In March 2000 author A submitted a research letter to journal X, on behalf of a national screening programme. He also submitted a commissioned editorial to journal Y, relating to the same subject. At the same time, author A sent copies of both articles to B, a recognised authority on the subject. He made it clear that they were confidential and in press and asked for some information on a test used by B which he could include in the editorial. He also suggested to B that he might wish to respond to the research letter if it were accepted. B did not reply, however, but at the end of March he submitted a paper to journal Z. This paper compared the screening programme run by B, with the suggested screening programmed detailed in the unpublished research letter by author A, and concluded that the former was greatly superior. The editor of journal Z in all innocence sent B’s paper to author A for review. Author A wasn’t too impressed by the paper. He was much less impressed by B taking an opportunity to write a paper specifically involving confidential material that he, A, had shown him. He was also concerned about B knowing he was the reviewer as he had only recently persuaded B to join him in a joint grant proposal and he did not want it prejudiced by bad feeling between the two of them. Perhaps it is not necessary to add that the arguments are all to do with which particular screening programme might be accepted by the NHS. Not only prestige but also possibly income from a patented testing tool may be involved. Should the editor accept A’s view that B’s paper is poor, or should he send it to another reviewer? Does it matter, since the ethical issue means that B’s paper would be unacceptable even if a new reviewer liked it? How should the editor deal with B, in pointing out the ethical issue, bearing in mind the delicacy of the situation?

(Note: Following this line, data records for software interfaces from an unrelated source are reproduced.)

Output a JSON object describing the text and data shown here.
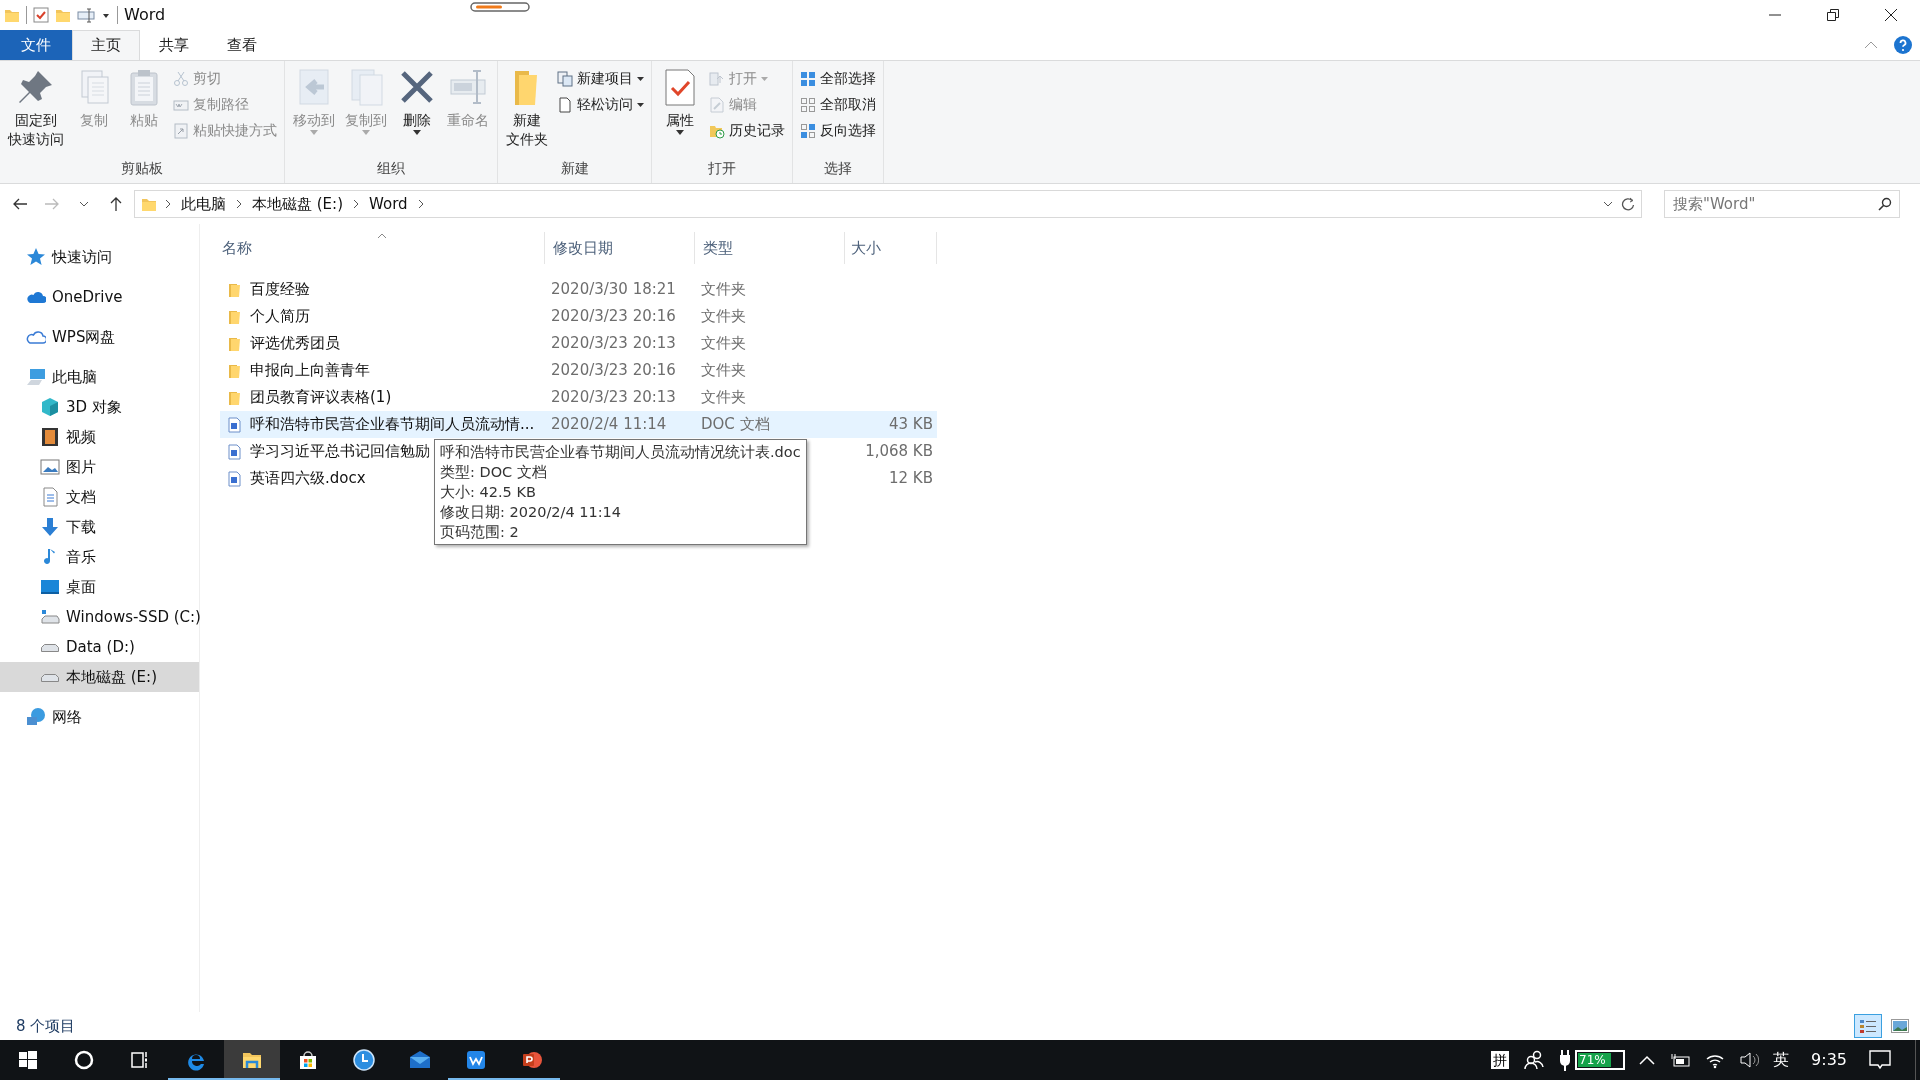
{
  "window": {
    "title": "Word"
  },
  "ribbon_tabs": [
    {
      "label": "文件",
      "kind": "file",
      "selected": false
    },
    {
      "label": "主页",
      "kind": "tab",
      "selected": true
    },
    {
      "label": "共享",
      "kind": "tab",
      "selected": false
    },
    {
      "label": "查看",
      "kind": "tab",
      "selected": false
    }
  ],
  "ribbon_groups": [
    {
      "label": "剪贴板",
      "items": [
        {
          "lines": [
            "固定到",
            "快速访问"
          ],
          "kind": "large",
          "disabled": false,
          "dropdown": false
        },
        {
          "lines": [
            "复制"
          ],
          "kind": "large",
          "disabled": true,
          "dropdown": false
        },
        {
          "lines": [
            "粘贴"
          ],
          "kind": "large",
          "disabled": true,
          "dropdown": false
        },
        {
          "lines": [
            "剪切"
          ],
          "kind": "small",
          "disabled": true,
          "dropdown": false
        },
        {
          "lines": [
            "复制路径"
          ],
          "kind": "small",
          "disabled": true,
          "dropdown": false
        },
        {
          "lines": [
            "粘贴快捷方式"
          ],
          "kind": "small",
          "disabled": true,
          "dropdown": false
        }
      ]
    },
    {
      "label": "组织",
      "items": [
        {
          "lines": [
            "移动到"
          ],
          "kind": "large",
          "disabled": true,
          "dropdown": true
        },
        {
          "lines": [
            "复制到"
          ],
          "kind": "large",
          "disabled": true,
          "dropdown": true
        },
        {
          "lines": [
            "删除"
          ],
          "kind": "large",
          "disabled": false,
          "dropdown": true
        },
        {
          "lines": [
            "重命名"
          ],
          "kind": "large",
          "disabled": true,
          "dropdown": false
        }
      ]
    },
    {
      "label": "新建",
      "items": [
        {
          "lines": [
            "新建",
            "文件夹"
          ],
          "kind": "large",
          "disabled": false,
          "dropdown": false
        },
        {
          "lines": [
            "新建项目"
          ],
          "kind": "small",
          "disabled": false,
          "dropdown": true
        },
        {
          "lines": [
            "轻松访问"
          ],
          "kind": "small",
          "disabled": false,
          "dropdown": true
        }
      ]
    },
    {
      "label": "打开",
      "items": [
        {
          "lines": [
            "属性"
          ],
          "kind": "large",
          "disabled": false,
          "dropdown": true
        },
        {
          "lines": [
            "打开"
          ],
          "kind": "small",
          "disabled": true,
          "dropdown": true
        },
        {
          "lines": [
            "编辑"
          ],
          "kind": "small",
          "disabled": true,
          "dropdown": false
        },
        {
          "lines": [
            "历史记录"
          ],
          "kind": "small",
          "disabled": false,
          "dropdown": false
        }
      ]
    },
    {
      "label": "选择",
      "items": [
        {
          "lines": [
            "全部选择"
          ],
          "kind": "small",
          "disabled": false,
          "dropdown": false
        },
        {
          "lines": [
            "全部取消"
          ],
          "kind": "small",
          "disabled": false,
          "dropdown": false
        },
        {
          "lines": [
            "反向选择"
          ],
          "kind": "small",
          "disabled": false,
          "dropdown": false
        }
      ]
    }
  ],
  "breadcrumb": [
    "此电脑",
    "本地磁盘 (E:)",
    "Word"
  ],
  "search": {
    "placeholder": "搜索\"Word\""
  },
  "sidebar": {
    "items": [
      {
        "label": "快速访问",
        "selected": false
      },
      {
        "label": "OneDrive",
        "selected": false
      },
      {
        "label": "WPS网盘",
        "selected": false
      },
      {
        "label": "此电脑",
        "selected": false,
        "children": [
          {
            "label": "3D 对象",
            "selected": false
          },
          {
            "label": "视频",
            "selected": false
          },
          {
            "label": "图片",
            "selected": false
          },
          {
            "label": "文档",
            "selected": false
          },
          {
            "label": "下载",
            "selected": false
          },
          {
            "label": "音乐",
            "selected": false
          },
          {
            "label": "桌面",
            "selected": false
          },
          {
            "label": "Windows-SSD (C:)",
            "selected": false
          },
          {
            "label": "Data (D:)",
            "selected": false
          },
          {
            "label": "本地磁盘 (E:)",
            "selected": true
          }
        ]
      },
      {
        "label": "网络",
        "selected": false
      }
    ]
  },
  "table": {
    "columns": [
      {
        "label": "名称",
        "sorted": true
      },
      {
        "label": "修改日期",
        "sorted": false
      },
      {
        "label": "类型",
        "sorted": false
      },
      {
        "label": "大小",
        "sorted": false
      }
    ],
    "rows": [
      {
        "name": "百度经验",
        "date": "2020/3/30 18:21",
        "type": "文件夹",
        "kind": "folder",
        "selected": false
      },
      {
        "name": "个人简历",
        "date": "2020/3/23 20:16",
        "type": "文件夹",
        "kind": "folder",
        "selected": false
      },
      {
        "name": "评选优秀团员",
        "date": "2020/3/23 20:13",
        "type": "文件夹",
        "kind": "folder",
        "selected": false
      },
      {
        "name": "申报向上向善青年",
        "date": "2020/3/23 20:16",
        "type": "文件夹",
        "kind": "folder",
        "selected": false
      },
      {
        "name": "团员教育评议表格(1)",
        "date": "2020/3/23 20:13",
        "type": "文件夹",
        "kind": "folder",
        "selected": false
      },
      {
        "name": "呼和浩特市民营企业春节期间人员流动情...",
        "date": "2020/2/4 11:14",
        "type": "DOC 文档",
        "size": "43 KB",
        "kind": "doc",
        "selected": true
      },
      {
        "name": "学习习近平总书记回信勉励",
        "size": "1,068 KB",
        "kind": "doc",
        "selected": false
      },
      {
        "name": "英语四六级.docx",
        "size": "12 KB",
        "kind": "doc",
        "selected": false
      }
    ]
  },
  "tooltip": {
    "lines": [
      "呼和浩特市民营企业春节期间人员流动情况统计表.doc",
      "类型: DOC 文档",
      "大小: 42.5 KB",
      "修改日期: 2020/2/4 11:14",
      "页码范围: 2"
    ]
  },
  "status_bar": {
    "count": "8 个项目",
    "views": [
      {
        "kind": "details",
        "selected": true
      },
      {
        "kind": "large-icons",
        "selected": false
      }
    ]
  },
  "taskbar": {
    "items": [
      {
        "kind": "start",
        "running": false,
        "selected": false
      },
      {
        "kind": "search",
        "running": false,
        "selected": false
      },
      {
        "kind": "task-view",
        "running": false,
        "selected": false
      },
      {
        "kind": "browser",
        "running": true,
        "selected": false
      },
      {
        "kind": "explorer",
        "running": true,
        "selected": true
      },
      {
        "kind": "store",
        "running": false,
        "selected": false
      },
      {
        "kind": "clock",
        "running": false,
        "selected": false
      },
      {
        "kind": "mail",
        "running": false,
        "selected": false
      },
      {
        "kind": "wps",
        "running": true,
        "selected": false
      },
      {
        "kind": "slides",
        "running": true,
        "selected": false
      }
    ],
    "ime": "拼",
    "battery": {
      "level": 0.71,
      "reading": "71%"
    },
    "language": "英",
    "time": "9:35"
  }
}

_ B’s paper should be ruled out unless a satisfactory explanation was received. _ There was a problem of timing, particularly as there was a patent pending. _ Paper B had been submitted as a commentary but was written up more as a paper. A commentary would have been acceptable if paper A had been published. _ It was suggested the editor ascertain what had happened to paper A, and if published, he should find out exactly when, because this will determine the timelines.
The Journal X paper was published in December, the Journal Z paper was rejected on its lack of merit. Author A requested that the matter not be made public as he was collaborating with author B on a research grant proposal. And he thought this might be jeopardised by a disclosure from Journal Z. The request was respected.